Pitt faculty reveals the secret history of transgender children


Image via University of Pittsburgh

Jules Gill-Peterson, an assistant professor of English and gender, sexualtiy and women’s studies at Pitt, is the author of “Histories of the Transgender Child.”

By Sinead McDevitt, For the Pitt News

Jules Gill-Peterson said in a talk Thursday afternoon that she is well aware of the timeliness of her new book, “Histories of the Transgender Child.”

“It’s not lost on me that only several days ago, the Supreme Court heard oral arguments on a matter that will determine whether or not trans people enjoy any basic civil rights protections,” she said. “Then closer to home, here in Pittsburgh, we’re still processing the death of Elisha Stanley … despite there being an ongoing crisis of murder and violence against black and brown trans women.”

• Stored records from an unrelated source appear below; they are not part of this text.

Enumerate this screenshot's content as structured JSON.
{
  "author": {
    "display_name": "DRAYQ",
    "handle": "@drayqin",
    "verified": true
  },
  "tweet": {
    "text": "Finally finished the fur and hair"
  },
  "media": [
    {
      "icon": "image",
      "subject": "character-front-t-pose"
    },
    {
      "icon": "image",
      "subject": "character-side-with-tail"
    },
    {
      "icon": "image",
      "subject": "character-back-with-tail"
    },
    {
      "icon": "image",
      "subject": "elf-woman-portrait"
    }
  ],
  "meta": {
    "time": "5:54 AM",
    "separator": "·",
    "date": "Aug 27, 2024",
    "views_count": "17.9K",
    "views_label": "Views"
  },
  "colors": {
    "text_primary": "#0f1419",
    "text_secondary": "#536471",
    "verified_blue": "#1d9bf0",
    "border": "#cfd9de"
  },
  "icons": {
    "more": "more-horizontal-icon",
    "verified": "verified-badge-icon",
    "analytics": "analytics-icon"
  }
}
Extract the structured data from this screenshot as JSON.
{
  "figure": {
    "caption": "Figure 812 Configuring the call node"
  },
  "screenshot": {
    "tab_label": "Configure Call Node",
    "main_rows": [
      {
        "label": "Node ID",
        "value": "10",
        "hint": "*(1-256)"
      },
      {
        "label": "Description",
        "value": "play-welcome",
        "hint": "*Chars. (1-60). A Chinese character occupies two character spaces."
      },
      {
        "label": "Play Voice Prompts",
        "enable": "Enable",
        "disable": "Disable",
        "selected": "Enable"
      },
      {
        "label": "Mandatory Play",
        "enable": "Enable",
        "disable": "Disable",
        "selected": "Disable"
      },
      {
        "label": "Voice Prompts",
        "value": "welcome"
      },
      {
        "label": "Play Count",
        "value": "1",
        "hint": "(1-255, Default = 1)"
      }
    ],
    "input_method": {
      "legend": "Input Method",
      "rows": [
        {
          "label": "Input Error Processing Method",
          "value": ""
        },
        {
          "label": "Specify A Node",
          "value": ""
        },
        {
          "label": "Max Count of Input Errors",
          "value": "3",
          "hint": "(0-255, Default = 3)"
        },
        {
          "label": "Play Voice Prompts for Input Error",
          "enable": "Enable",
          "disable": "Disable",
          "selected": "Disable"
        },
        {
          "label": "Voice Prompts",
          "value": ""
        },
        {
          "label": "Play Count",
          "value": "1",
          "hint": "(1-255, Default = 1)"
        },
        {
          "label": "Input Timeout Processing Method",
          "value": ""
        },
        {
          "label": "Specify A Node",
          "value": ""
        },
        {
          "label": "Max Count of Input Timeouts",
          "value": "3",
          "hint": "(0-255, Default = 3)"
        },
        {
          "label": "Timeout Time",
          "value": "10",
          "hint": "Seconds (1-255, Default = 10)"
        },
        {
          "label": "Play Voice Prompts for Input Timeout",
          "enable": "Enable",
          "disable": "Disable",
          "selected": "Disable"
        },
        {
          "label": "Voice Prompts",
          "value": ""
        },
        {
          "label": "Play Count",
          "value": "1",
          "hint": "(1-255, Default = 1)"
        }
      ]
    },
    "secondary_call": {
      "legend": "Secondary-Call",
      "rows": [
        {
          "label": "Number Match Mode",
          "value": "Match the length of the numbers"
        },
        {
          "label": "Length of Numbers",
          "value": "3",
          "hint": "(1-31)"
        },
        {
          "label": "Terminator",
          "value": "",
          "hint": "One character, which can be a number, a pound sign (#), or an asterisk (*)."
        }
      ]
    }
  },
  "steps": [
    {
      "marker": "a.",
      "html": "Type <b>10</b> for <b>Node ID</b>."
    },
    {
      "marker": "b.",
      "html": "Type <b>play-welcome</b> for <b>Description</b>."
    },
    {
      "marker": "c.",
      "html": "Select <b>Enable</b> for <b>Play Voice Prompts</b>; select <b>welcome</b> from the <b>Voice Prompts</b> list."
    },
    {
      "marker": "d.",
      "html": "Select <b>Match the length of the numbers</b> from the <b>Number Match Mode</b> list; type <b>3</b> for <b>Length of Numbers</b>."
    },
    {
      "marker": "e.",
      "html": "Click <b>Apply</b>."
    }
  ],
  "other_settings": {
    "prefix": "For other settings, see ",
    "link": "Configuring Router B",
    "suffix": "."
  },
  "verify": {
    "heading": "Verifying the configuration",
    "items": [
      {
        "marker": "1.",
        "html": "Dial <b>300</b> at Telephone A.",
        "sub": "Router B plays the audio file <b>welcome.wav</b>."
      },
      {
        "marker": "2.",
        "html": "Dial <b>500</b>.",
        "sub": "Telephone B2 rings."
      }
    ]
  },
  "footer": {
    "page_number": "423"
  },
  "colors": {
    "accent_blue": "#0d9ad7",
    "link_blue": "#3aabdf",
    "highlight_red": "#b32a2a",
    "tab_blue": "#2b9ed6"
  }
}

An assistant professor of English and gender, sexuality and women’s studies at Pitt, Gill-Peterson used archival evidence from throughout the 20th century — uncovered over the course of five years of researching and writing — to argue that transgender children have always existed. As Gill-Peterson asserts in “Histories of the Transgender Child” there is not, as anti-trans advocates would insist, a sudden increase in children who identify as trans.

The book also asserts that medical gatekeeping, the practice of dismissing someone’s identity as a trans person because they do not show certain traits, has been harmful to trans children — especially trans people of color.

Gill-Peterson discussed her book with a crowd of about 30 people, in an event hosted by the University Library System as part of their Faculty Book Talk series — held in the Hillman Library during the Fall and Spring semesters. The talk consisted of a reading of a chapter from the book, followed by a Q&A session.

At the event, Gill-Peterson read letters written by a trans girl in the ’60s under the pseudonym “Vicki” to a medical practice, which detail her desire to recieve a sex change. The letters she received in return consistently told her that she needed to “be patient, finish your education and see how you feel once you are mature.”

Megan Massanelli, who works in the archives and special collections at the University Library System, said she was interested in Gill-Peterson’s talk as an opportunity to learn about the  author’s research and the sources she used, such as the letters trans people wrote to medical practices requesting approval for hormone therapy.

“It had never occurred to me that people would write letters to some of these doctors that they have the archives for,” she said. “As someone who processes, describes and arranges historical collections like the ones at the Kinsey Institute, I’m always kind of curious how to call those out so that researchers can find them when they’re looking for them.”

During the Q&A portion, audience members repeatedly asked Gill-Peterson about her researching process and the difficulties she encountered in knowing where to look for primary sources.

“The main [obstacle] was just lack of available evidence,” she said. “So trying to figure out what kinds of archives could tell histories about people who we didn’t even necessarily know anything about … or if they used the same language about trans identities today,” she said.

Gill-Peterson’s next project is called “Gender Underground: A History of Trans DIY,” a book in which she seeks to create an oral history of the various do-it-yourself practices employed by trans people in the 20th century. When asked about a relationship between the two projects, Gill-Peterson said that her goal for the second book is to find information about the lives of trans people that couldn’t be found in a medical archive.

“In this new project, I’m trying to not use any medical archives at all, and find other kinds that can do the kind of work that I wasn’t able to do in the first book,” Gill-Peterson said. “There’s sort of a kind of call and response between the two projects.”

Peter Campbell, an assistant professor in the English department who attended the talk, said he heard parts of the book as it was still a work in progress.

“I’ve been lucky enough to see her present sections and pieces of the work as it was ongoing,” he said. “I was aware of the literature around the historicization of trans identity, but I was not aware of a lot of what Gill-Peterson has found through her archival research into the histories of transgender children specifically.”

Massanelli said she noticed the effect a growing number of people researching transgender history, such as Gill-Peterson, has on LGBTQ+ students, who may not have seen themselves represented before in research.

“I’ve worked with a lot of students who are thrilled to see themselves in the archives and inspired to create their own zines or newsletters,” Massanelli said.

Gill-Peterson discussed how the idea that transgender children must be protected from themselves or from making decisions that are too rash because they cannot make the choice themselves to transition has persisted to this day. However, “Histories of The Transgender Child” argues that we should not seek to “protect” transgender children from themselves.

“I call in the book for adults to learn to listen, to respect trans children as people, not turn to them for some explanation of what gender is, and to learn to desire their existence,” she said. “To want them in the world. In short, to like them.”